Some HEMA types got together and made a gallery of fighters sparring in adjacent 5-foot squares: https://imgur.com/gallery/sT0EVJi
I think there’s two main takeaways from this:
#1: The average sword fight should expect to take place across at least a 2×2 area, and 3×3 is probably most reasonable. A five-foot square is a perfectly reasonable space for a single combatant to occupy. It’s small enough that they can easily prevent an enemy from passing through (unless that enemy is especially nimble, and there are class features and feats for this), but big enough that a friend can easily run through when no one’s trying to stop them, yet also too small for two people to stand in the same space and fight effectively, either with each other or with foes outside (with an exception for fighting back-to-back, which you can make a special rule for if you really feel it’s necessary).
But although a five-foot square is a reasonable amount of space for a combatant to occupy, it’s not nearly big enough for two of them to represent the space that a sword fight takes place in. The solution here is pretty straightforward: D&D really should have some more positioning mechanics built straight into its combat rules, not locked away in class powers.
#2: When you are five feet away from an opponent, you are not just squaring off with them.

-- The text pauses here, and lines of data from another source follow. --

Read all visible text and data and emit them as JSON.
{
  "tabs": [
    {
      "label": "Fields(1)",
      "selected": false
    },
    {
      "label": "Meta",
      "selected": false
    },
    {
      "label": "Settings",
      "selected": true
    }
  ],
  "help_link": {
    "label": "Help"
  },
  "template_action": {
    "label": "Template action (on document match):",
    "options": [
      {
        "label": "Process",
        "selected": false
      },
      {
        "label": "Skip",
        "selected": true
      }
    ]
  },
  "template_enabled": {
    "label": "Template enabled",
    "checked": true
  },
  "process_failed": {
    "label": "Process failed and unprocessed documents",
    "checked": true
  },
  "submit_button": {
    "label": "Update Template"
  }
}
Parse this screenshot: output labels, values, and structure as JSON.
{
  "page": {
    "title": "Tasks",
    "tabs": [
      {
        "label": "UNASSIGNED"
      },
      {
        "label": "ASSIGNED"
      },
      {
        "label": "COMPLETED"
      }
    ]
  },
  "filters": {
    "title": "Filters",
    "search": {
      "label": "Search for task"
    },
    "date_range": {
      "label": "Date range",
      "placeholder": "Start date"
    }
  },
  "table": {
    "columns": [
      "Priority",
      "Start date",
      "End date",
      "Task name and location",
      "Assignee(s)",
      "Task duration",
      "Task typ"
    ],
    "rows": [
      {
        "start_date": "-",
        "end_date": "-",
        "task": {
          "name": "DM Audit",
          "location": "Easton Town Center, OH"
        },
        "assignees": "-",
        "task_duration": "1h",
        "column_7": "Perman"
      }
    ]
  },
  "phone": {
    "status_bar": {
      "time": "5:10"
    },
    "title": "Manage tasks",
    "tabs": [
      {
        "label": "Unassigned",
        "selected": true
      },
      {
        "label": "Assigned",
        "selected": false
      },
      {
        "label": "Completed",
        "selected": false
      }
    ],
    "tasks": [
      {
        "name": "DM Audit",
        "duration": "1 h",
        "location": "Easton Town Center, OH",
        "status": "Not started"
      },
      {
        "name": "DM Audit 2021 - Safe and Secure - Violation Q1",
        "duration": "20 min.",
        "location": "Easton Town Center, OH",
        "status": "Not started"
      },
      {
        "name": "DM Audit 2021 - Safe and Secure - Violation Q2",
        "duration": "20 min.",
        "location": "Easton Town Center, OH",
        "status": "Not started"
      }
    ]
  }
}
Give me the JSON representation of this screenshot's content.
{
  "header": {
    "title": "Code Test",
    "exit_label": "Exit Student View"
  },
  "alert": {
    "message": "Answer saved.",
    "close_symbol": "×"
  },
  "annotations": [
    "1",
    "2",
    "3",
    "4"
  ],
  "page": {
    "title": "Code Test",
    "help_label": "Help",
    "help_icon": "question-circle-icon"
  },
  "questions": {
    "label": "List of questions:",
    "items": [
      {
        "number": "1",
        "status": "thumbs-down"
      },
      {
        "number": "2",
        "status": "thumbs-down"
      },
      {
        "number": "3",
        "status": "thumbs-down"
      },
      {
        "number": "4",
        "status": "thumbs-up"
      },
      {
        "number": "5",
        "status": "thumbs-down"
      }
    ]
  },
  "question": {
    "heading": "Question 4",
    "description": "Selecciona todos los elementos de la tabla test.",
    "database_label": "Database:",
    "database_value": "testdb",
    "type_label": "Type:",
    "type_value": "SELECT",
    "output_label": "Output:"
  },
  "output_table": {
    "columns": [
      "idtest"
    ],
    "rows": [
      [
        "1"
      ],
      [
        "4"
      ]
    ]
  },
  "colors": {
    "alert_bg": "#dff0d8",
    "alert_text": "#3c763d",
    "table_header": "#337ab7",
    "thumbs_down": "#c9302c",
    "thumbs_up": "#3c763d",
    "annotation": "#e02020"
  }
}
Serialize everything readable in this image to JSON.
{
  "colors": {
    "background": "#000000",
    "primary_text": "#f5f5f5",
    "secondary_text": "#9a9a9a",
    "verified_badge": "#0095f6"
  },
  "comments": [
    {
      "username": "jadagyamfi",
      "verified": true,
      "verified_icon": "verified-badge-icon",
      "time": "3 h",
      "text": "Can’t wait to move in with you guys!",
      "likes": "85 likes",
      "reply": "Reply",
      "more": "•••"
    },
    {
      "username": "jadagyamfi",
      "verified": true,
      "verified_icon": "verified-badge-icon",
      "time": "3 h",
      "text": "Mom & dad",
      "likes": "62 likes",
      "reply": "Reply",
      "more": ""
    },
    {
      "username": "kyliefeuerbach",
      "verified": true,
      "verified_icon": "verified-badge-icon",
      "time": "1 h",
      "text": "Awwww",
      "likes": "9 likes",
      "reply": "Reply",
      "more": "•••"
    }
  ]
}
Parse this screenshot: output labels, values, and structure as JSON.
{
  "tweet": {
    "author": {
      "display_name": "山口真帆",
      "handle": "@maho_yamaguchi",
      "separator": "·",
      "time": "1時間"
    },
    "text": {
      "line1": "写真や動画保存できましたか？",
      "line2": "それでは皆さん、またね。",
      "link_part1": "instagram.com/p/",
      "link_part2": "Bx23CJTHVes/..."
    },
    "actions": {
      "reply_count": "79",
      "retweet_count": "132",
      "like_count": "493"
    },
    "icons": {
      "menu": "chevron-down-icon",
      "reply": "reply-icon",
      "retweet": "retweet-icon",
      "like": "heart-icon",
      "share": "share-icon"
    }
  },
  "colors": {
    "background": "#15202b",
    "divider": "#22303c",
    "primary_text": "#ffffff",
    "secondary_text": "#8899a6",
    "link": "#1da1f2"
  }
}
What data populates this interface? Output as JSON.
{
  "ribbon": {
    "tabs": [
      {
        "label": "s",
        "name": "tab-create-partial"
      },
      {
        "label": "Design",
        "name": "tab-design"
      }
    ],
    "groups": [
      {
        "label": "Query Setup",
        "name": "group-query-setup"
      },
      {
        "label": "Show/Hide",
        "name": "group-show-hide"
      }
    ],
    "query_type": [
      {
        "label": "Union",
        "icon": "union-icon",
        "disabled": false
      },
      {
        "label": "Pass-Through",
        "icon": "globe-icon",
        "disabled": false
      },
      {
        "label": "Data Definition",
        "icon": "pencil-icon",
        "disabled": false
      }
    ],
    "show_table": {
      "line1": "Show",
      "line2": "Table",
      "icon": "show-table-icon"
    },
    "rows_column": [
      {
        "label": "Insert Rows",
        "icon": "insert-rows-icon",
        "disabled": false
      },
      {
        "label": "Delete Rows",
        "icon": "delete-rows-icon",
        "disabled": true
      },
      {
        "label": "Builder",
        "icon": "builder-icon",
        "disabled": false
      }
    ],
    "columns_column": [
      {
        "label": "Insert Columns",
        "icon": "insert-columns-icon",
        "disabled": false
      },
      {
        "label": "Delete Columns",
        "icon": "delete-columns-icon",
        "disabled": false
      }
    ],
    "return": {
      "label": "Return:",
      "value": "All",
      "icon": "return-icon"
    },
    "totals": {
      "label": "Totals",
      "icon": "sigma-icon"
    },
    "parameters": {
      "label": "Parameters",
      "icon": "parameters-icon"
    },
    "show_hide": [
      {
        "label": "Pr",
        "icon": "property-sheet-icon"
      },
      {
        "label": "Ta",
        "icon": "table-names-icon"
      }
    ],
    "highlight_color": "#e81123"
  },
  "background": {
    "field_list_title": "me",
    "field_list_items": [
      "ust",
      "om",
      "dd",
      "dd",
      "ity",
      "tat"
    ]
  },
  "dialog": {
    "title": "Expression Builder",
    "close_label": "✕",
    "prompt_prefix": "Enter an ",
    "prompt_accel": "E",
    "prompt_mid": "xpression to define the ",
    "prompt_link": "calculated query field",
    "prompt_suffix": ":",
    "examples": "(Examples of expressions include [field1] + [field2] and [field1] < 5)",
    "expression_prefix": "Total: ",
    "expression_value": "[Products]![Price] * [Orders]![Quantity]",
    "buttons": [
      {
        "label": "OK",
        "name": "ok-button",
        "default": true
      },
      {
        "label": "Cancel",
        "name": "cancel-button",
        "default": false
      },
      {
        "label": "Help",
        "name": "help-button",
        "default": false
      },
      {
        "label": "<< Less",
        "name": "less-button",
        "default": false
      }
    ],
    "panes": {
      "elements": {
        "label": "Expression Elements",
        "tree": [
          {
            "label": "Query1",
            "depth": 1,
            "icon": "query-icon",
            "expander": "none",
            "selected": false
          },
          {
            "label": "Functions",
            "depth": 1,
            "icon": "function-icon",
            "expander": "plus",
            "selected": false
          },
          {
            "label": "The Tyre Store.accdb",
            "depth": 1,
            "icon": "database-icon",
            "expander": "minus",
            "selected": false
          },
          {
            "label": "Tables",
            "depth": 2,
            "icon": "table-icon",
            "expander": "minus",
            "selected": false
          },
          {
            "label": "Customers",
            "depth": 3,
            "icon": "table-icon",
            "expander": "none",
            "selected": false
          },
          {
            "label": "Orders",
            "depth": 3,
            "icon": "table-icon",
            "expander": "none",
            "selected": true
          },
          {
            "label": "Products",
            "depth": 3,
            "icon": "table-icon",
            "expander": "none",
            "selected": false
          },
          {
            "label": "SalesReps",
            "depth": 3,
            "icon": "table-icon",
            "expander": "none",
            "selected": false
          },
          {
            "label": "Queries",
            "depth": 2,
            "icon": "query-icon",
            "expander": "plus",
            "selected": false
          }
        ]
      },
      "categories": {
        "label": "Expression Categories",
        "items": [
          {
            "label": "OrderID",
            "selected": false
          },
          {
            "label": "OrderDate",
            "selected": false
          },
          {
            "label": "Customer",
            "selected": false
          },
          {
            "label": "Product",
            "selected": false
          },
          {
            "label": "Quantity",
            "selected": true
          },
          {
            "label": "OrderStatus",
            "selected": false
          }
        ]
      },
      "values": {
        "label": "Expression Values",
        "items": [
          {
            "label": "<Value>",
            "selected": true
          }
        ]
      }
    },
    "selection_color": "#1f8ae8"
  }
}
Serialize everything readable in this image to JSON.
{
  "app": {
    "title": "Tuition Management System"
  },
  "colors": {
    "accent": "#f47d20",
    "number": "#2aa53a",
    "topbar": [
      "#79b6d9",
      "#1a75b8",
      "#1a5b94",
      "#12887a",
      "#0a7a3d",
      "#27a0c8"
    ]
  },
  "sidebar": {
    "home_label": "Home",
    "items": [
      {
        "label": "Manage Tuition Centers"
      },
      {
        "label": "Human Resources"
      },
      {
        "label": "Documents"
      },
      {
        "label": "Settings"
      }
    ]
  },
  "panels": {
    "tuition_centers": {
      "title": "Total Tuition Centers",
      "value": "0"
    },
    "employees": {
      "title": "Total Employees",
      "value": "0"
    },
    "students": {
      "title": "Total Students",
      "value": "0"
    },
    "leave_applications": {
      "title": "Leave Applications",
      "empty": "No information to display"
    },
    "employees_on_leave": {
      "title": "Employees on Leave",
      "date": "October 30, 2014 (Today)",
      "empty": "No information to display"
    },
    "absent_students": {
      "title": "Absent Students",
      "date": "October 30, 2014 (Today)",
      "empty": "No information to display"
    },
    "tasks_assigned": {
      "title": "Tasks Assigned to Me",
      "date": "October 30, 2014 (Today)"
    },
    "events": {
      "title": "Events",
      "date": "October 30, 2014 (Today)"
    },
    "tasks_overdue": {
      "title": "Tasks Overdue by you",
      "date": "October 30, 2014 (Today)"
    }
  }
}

That happens 10 feet away. At five feet, you are actively in melee with them. I think D&D rules do a perfectly good job modeling this by having combatants who are adjacent to each other be unable to move away without provoking an attack of opportunity, but people often visualize this as one combatant turning to run and the other lunging for their unguarded back as they do so. The actual attack of opportunity comes because an enemy is disentangling themselves from a clash to get out, and you could make a strong argument that daggers (just like ranged weapons) shouldn’t get one.